Overall, the committee believed that the government’s R&D ambitions were not supported by a clear plan or sufficient investment in innovation. It said the government should provide more details about how it planned to deliver the roadmap, including how it would attract private sector investment to meet its 2.4% of GDP target.

3. Government’s response to the committee’s report

The government published its official response to the committee’s report on catapults in April 2021. It stated that the overall 2.4% of GDP target could be achieved by 2027 or earlier, however leveraging private investment was vital in order to meet this target.

Referring to the committee’s recommendation that a clear plan be created to confirm how the ambitions in the roadmap would be achieved, the government said proposals for “unleashing innovation” were due to be published as part of a forthcoming innovation strategy. The Department for Business, Energy and Industrial Strategy (BEIS) published this strategy in July 2021.

On scaling-up the catapult network, the government said a balance needed to be struck between opening new catapults and ensuring that existing catapults had the funding needed to operate effectively.

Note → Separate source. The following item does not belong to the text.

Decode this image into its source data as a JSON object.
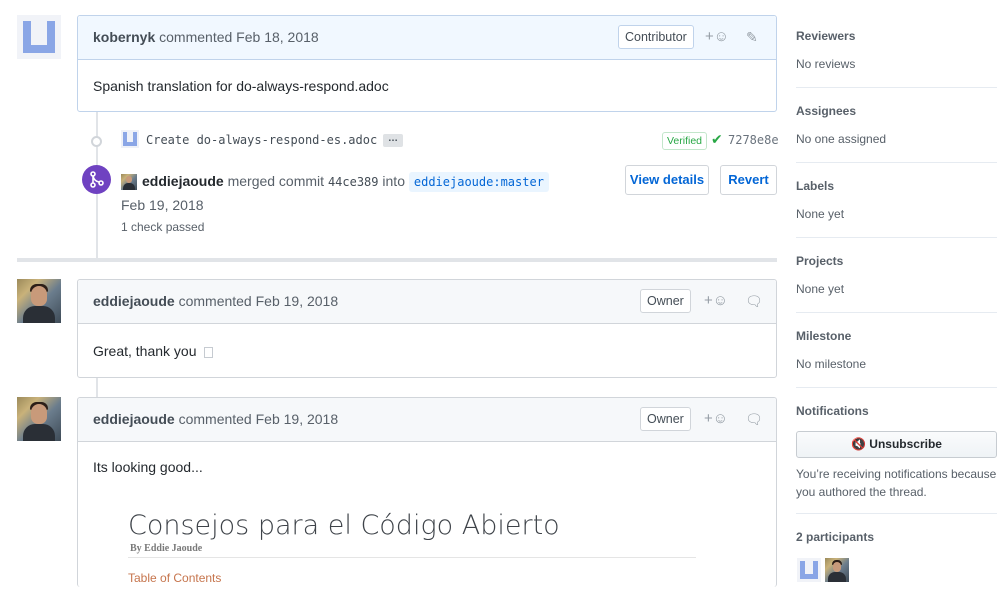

With reference to the committee’s concerns on collaboration, the government noted the importance of catapults and universities working easily together on innovative projects. It said it would work with Innovate UK, catapults, universities and others to promote new connections.

On funding, the government agreed that the lack of access for catapults to research council funding, and the cap on CRD funding for public sector bodies, could reduce collaboration between catapults and universities. It noted that the government’s review into how the UK’s catapults could strengthen R&D research and capacity, published in April 2021, had asked UKRI and Innovate UK to review their funding rules. It also asked UKRI to review whether catapults could be permitted to bid for relevant research council funding.

4. Recent developments

4.1 Government strategies and bodies

The government published several strategies to support its R&D ambitions. This included an R&D people and culture strategy published in July 2021 that set out how it would develop the research workforce.

In the same month, BEIS published the ‘UK innovation strategy’. This described the government’s vision for the UK to become a “global hub for innovation” by 2035. Key actions included increasing annual public investment on R&D to £22bn. The government said increasing innovation would enhance productivity across the economy and increase jobs, growth and prosperity across the UK.

The government has also established the Office for Science and Technology Strategy (OSTS) and a Council for Science and Technology (CST). The OSTS is a unit within the Cabinet Office that supports the UK’s science and technology capabilities. It consists of a team led by the national technology adviser, Sir Patrick Vallance. The CST advises the prime minister on science and technology policy issues across government. It is supported by a secretariat in the Government Office for Science and works with BEIS.

4.2 Research and development investment

As part of the government’s ‘Autumn budget and spending review 2021’, the Treasury announced investment of £20bn in research and development (R&D) by 2024/25. This was an increase of around a quarter (in real terms) over the spending review period. The government said this made significant progress towards achieving the target of 2.4% of GDP in R&D by 2027. It noted the investment would build on the support provided through the UK via current programmes such as the catapult network.

R&D investments were also referred to in the government’s ‘Levelling up in the UK’ white paper published on 2 February 2022. The white paper said that in order to meet the target for total UK R&D investment to reach 2.4% of GDP, every UK region needed an uplift in investment. To address this, it said BEIS would aim to invest at least 55% of its total domestic R&D funding outside the greater south east by 2024/25, amongst other things.

The latest data from the Office for National Statistics said that total R&D expenditure represented 1.74% of GDP in 2019.

5. Read more

Cover image by Edward Jenner on Pexels.